We're all guilty of it: cutting down Christmas trees just to end up on the sidewalk headed to the dump two weeks later, or knowingly using harsh electric menorahs because they require less effort than manually lighting candles. Every year America's carbon footprint increases and it's time to start taking initiative to lessen our impact.
1. Eco-friendly wrapping paperGiphy
There's nothing like waking up Christmas morning and ripping open a wrapped gift, practically shaking with anticipation to see what Santa brought you from the North Pole. But you may have wondered, where does this wrapping paper end up? Bill Moore, a paper recycling consultant based in Atlanta, reveals most wrapping paper ends up in landfills because most recyclers won't take it. However, Wrappily, an eco-friendly gift wrap manufacturer, prints a variety of patterns for the holidays on 100% recyclable newsprint, making Wrappily a must-have this holiday season.

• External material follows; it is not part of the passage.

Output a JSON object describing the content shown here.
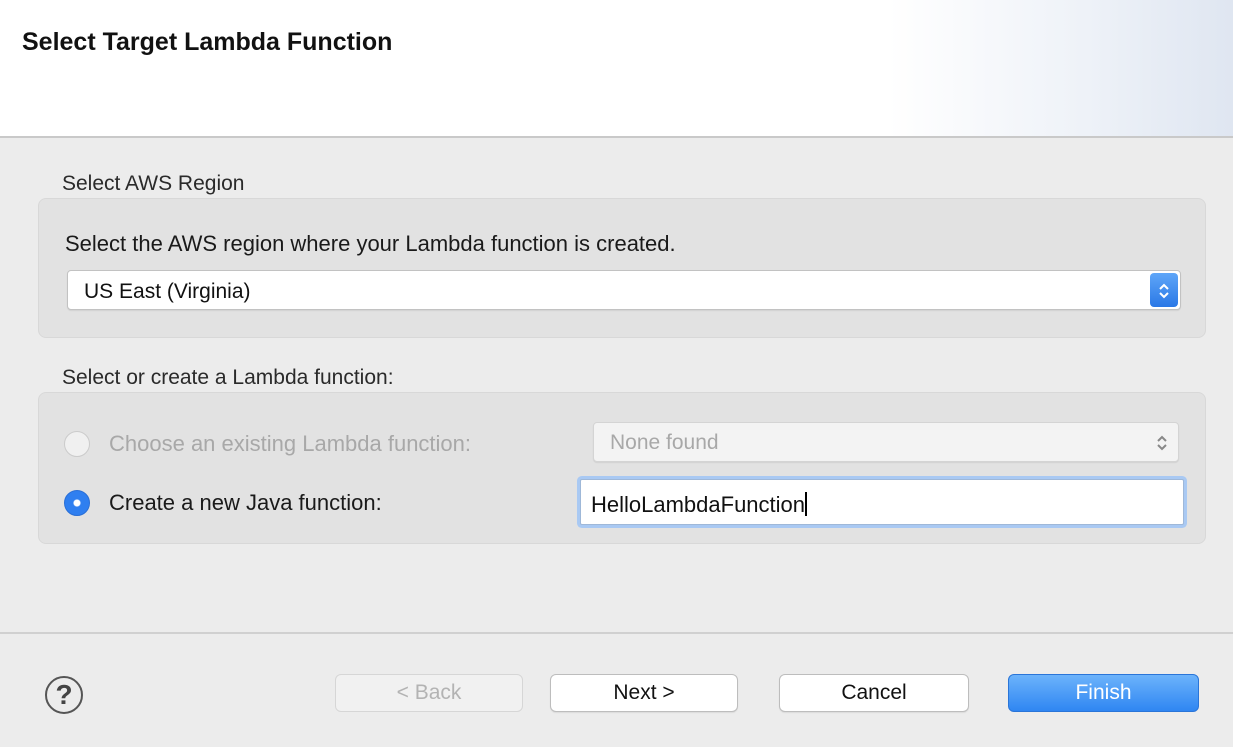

2. Energy efficient LED lighting
I must admit, there's nothing more aesthetically pleasing than driving past a house decked out in Christmas Lights. However, according to the U.S. Department of Energy, the popular and cheap incandescent lights used are extremely wasteful, with 90% percent of their energy being released as heat. In contrast, if you are planning to light up your home for the holidays, LED lights are a much more eco-friendly alternative, as they use at least 75% less energy and last 25 times longer than incandescent lights.
3. Recycle your Christmas treesGiphy

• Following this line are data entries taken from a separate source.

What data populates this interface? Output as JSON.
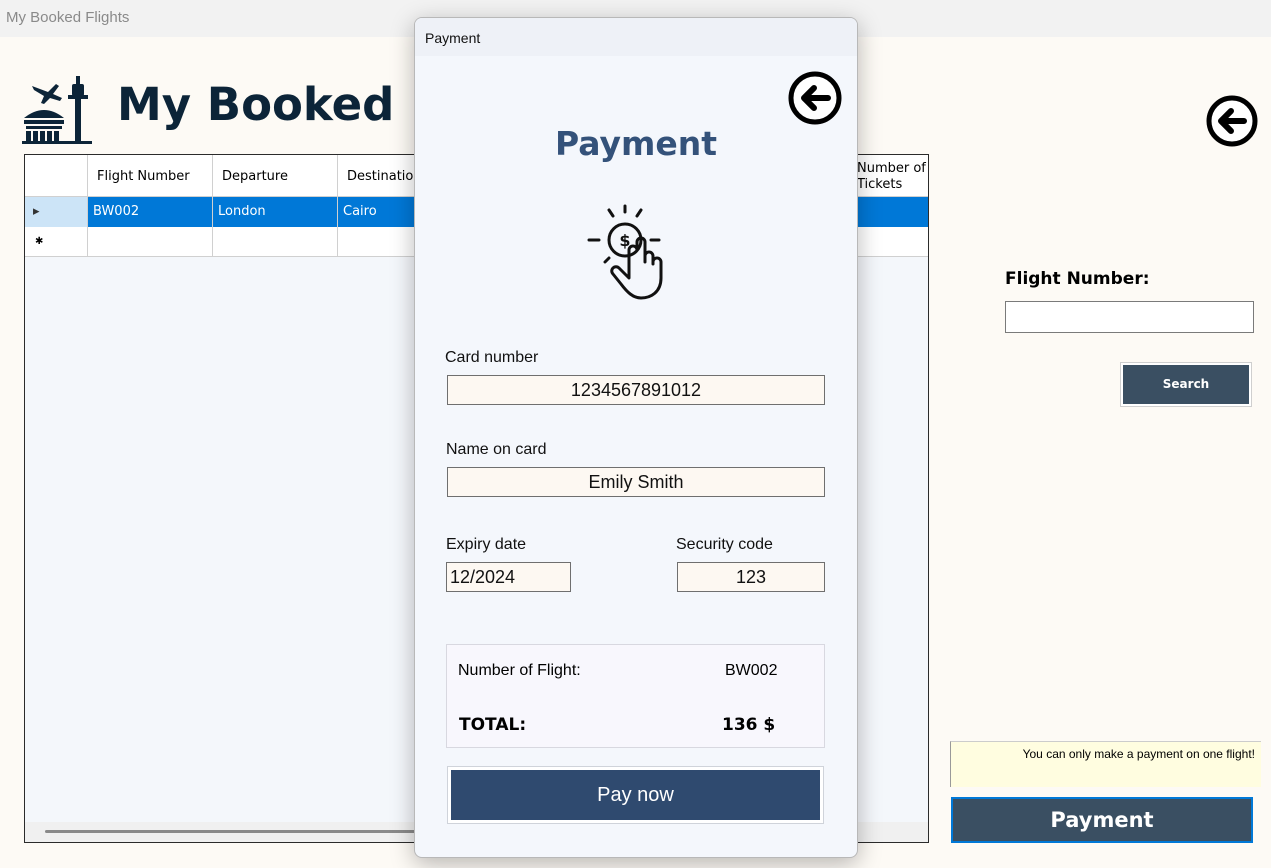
{
  "main_window": {
    "title": "My Booked Flights"
  },
  "header": {
    "title": "My Booked Flights"
  },
  "grid": {
    "columns": [
      "Flight Number",
      "Departure",
      "Destination",
      "Number of Tickets"
    ],
    "rows": [
      {
        "flight_number": "BW002",
        "departure": "London",
        "destination": "Cairo"
      }
    ]
  },
  "search": {
    "label": "Flight Number:",
    "value": "",
    "button": "Search"
  },
  "note": "You can only make a payment on one flight!",
  "payment_button": "Payment",
  "dialog": {
    "title": "Payment",
    "heading": "Payment",
    "card_number": {
      "label": "Card number",
      "value": "1234567891012"
    },
    "name_on_card": {
      "label": "Name on card",
      "value": "Emily Smith"
    },
    "expiry": {
      "label": "Expiry date",
      "value": "12/2024"
    },
    "security": {
      "label": "Security code",
      "value": "123"
    },
    "summary": {
      "flight_label": "Number of Flight:",
      "flight_value": "BW002",
      "total_label": "TOTAL:",
      "total_value": "136 $"
    },
    "pay_button": "Pay now"
  },
  "colors": {
    "accent": "#0078d7",
    "dialog_heading": "#34527a",
    "button_dark": "#3a4f62",
    "pay_now": "#2f4a6f"
  }
}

While I wholeheartedly recommend purchasing an artificial Christmas tree to re-use over the years, I understand that cutting down a real tree is an important tradition for many. So, if you can't live without a real Christmas tree rooted in your living room, I heavily emphasize utilizing one of the thousands of tree recycling programs in the United States, so that they don't end up in a landfill.
4. Electronic holiday cardsGiphy

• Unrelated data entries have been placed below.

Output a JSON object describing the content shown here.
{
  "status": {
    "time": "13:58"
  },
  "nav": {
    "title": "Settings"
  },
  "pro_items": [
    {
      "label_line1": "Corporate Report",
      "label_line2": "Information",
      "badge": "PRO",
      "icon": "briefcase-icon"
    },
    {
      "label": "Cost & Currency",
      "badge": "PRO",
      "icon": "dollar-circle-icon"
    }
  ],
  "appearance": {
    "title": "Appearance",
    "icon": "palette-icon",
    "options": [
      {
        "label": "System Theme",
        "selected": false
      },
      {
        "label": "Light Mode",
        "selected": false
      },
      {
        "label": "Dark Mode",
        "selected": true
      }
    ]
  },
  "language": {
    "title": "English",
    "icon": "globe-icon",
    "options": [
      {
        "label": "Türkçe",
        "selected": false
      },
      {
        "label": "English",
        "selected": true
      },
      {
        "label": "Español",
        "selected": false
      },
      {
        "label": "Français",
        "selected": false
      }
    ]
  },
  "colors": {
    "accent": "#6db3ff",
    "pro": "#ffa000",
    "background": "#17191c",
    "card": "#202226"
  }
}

According to research conducted at Stanford University, in the U.S., 2.65 billion Christmas cards are sold annually, which is enough to fill a football field 10 stories high. If each person sent just one less card, 50,000 cubic yards of paper would be saved. That being said, by deciding to send all of your Christmas cards through an electronic platform, such as Greenvelope, the effects would be astronomically positive.
5. Battery-free giftsGiphy
It's inevitable to receive battery-powered gifts during the holidays, but if everyone were to limit the number of electronic gifts they asked for, the environment would greatly benefit. According to the EPA, 40% of all battery sales occur during the holiday season; these batteries prove to be an environmental hazard as their harmful chemicals usually find their way into the waste stream. So, when shopping for your kids this Christmas or Chanukkah, remember that your 10-year-old son will love a toy car just as much as a talking action figure.
6. Turn holiday decorations off at nightGiphy
In 2015, Phys.org released a report revealing that U.S. Christmas lights account for 6.63 billion kilowatt hours of electricity consumption every year. This number does not seem very significant until paralleled with other countries total electricity use annually. For instance, El Salvador uses 5.35 billion kilowatt hours and Ethiopia consumes 5.30 billion kilowatt-hours per year, revealing how the U.S.'s Christmas decorations use more energy than entire countries. If everyone were to turn their lights off at night, the United State's energy consumption would plummet, which would significantly limit the number of harmful fossil fuels being used.
7. Environmentally sustainable candlesGiphy
Every year millions of Jewish people across America celebrate Hanukkah by lighting their menorahs, however, many don't think about the environmental consequences of this tradition. Beeswax Hanukkah candles offer an eco-friendly alternative to the harmful, fossil fuel burning, paraffin wax candles commonly used.
8. Fair trade geltGiphy
Hanukkah celebrations wouldn't be the same without gelt, pieces of chocolate wrapped in a tinted foil, however, most gelt is mass produced in harmful factories. Fortunately, Guilt-Free Gelt serves as an environmentally friendly alternative as it is ethically sourced.
9. LED electronic menorahsGiphy
As a college student, electric menorahs serve as a safer option than traditional menorahs, as it is impractical to leave candles burning in a dorm room. However, if you are planning on using an electric menorah, I strongly suggest using one with LED lights as they require less energy and last longer than regular light bulbs, making them the sustainable choice.
10. Up-Cycled dreidelsGiphy
Some of my favorite memories from my childhood are playing with dreidels, trying to win as much chocolate gelt as possible. Brick Shtick's upcycled dreidels, made from Lego bricks, serve as an innovative alternative to the popular wooden or plastic dreidels, which are environmentally taxing.